Setting up our lab
For this experiment we will need 3 host, in my case I have 2 Linux VM and a windows box. One of them will be used for scanning with nmap and send packets with hping, the second is going to be our NAT/firewall device and the windows machine will host the real service.
You probably have used nmap before, but did you know there are plenty of cool options to spice up your scanning sessions? For example, you can specify the –open option to show only open ports, or –reason if you want to see why a port is in the state it is (open/closed/filtered). If you want to dig deeper you could add the –packet-trace flag, which will make nmap show you all the packets sent and received.
sudo nmap -sS -p 80 188.8.131.52 --open --reason --packet-trace
If you ever wondered if there is a quick way to find all the Windows host in your network with exact version information, you are in the right place! We are going to see a few tools that will aid us in this task by quering the CIFS service (also known as SMB / NetBIOS) which is run by all Windows host.
To get us started let’s see the nbtscan tool, we can give it network range in the form of a CIDR or just with two values separated with a dash. This will give us a nice list of all the Windows host on our network with their netbios names.
Would you like to skip that annoying level or perhaps get some extra cash? Well, you are in the right place! We are going to have some fun by editing a savegame and get a small advantage. Welcome to game hacking. 🙂
Have you ever heard of the /proc filesystem before? I’m pretty sure you have if you are a regular Linux user. Here is a quick refresher.
/proc is a virtual filesystem that the Linux kernel uses to expose information and allows the user to change some settings at run time. One of the most common uses is to get information about our CPU, we can use ‘cat /proc/cpuinfo’ to see it.

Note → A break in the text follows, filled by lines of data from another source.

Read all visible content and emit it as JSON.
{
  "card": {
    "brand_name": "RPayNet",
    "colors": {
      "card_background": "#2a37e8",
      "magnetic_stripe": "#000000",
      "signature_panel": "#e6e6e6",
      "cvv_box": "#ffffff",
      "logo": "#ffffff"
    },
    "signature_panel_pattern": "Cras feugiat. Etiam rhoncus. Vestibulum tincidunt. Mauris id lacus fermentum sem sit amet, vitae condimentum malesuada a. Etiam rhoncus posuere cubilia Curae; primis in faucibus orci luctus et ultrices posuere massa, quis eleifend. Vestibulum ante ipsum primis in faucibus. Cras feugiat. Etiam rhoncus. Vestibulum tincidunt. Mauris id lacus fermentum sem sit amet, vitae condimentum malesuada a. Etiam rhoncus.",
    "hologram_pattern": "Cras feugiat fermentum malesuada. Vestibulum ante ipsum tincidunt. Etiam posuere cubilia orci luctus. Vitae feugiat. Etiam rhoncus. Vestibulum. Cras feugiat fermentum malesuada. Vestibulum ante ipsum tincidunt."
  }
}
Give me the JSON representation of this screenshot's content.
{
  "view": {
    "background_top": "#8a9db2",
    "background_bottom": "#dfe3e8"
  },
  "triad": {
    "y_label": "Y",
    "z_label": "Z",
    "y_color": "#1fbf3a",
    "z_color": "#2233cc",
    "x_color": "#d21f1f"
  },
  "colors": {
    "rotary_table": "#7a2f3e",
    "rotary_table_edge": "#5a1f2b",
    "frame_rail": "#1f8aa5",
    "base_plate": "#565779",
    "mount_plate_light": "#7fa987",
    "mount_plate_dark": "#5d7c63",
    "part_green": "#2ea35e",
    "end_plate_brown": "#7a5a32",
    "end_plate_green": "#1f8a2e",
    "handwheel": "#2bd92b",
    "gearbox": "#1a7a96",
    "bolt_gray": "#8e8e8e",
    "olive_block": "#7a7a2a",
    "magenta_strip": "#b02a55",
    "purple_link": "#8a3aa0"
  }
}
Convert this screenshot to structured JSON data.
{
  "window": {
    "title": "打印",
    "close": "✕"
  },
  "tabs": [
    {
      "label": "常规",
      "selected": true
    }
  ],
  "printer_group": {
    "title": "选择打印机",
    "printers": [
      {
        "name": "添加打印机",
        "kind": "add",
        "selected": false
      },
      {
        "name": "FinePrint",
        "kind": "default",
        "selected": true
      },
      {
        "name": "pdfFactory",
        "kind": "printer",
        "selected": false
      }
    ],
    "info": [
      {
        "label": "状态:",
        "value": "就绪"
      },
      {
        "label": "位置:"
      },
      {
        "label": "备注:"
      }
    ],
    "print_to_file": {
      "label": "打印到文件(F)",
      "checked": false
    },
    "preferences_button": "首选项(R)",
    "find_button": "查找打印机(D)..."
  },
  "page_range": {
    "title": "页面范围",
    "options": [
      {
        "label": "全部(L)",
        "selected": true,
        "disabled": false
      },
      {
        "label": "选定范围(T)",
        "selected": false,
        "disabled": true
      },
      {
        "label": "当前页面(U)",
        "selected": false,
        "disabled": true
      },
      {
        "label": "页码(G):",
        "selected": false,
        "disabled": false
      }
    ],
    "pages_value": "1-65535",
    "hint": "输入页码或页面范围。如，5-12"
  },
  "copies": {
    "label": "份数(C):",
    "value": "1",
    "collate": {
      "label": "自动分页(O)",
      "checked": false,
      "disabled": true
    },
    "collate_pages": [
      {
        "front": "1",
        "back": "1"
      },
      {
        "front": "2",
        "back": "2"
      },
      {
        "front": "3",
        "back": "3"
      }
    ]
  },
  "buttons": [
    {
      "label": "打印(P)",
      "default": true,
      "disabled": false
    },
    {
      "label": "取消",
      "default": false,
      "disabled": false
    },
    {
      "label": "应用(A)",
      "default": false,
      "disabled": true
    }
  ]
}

But much more interesting is the fact that all process data is stored in /proc. Each process is stored in the form of a directory with the PID of the process as its name.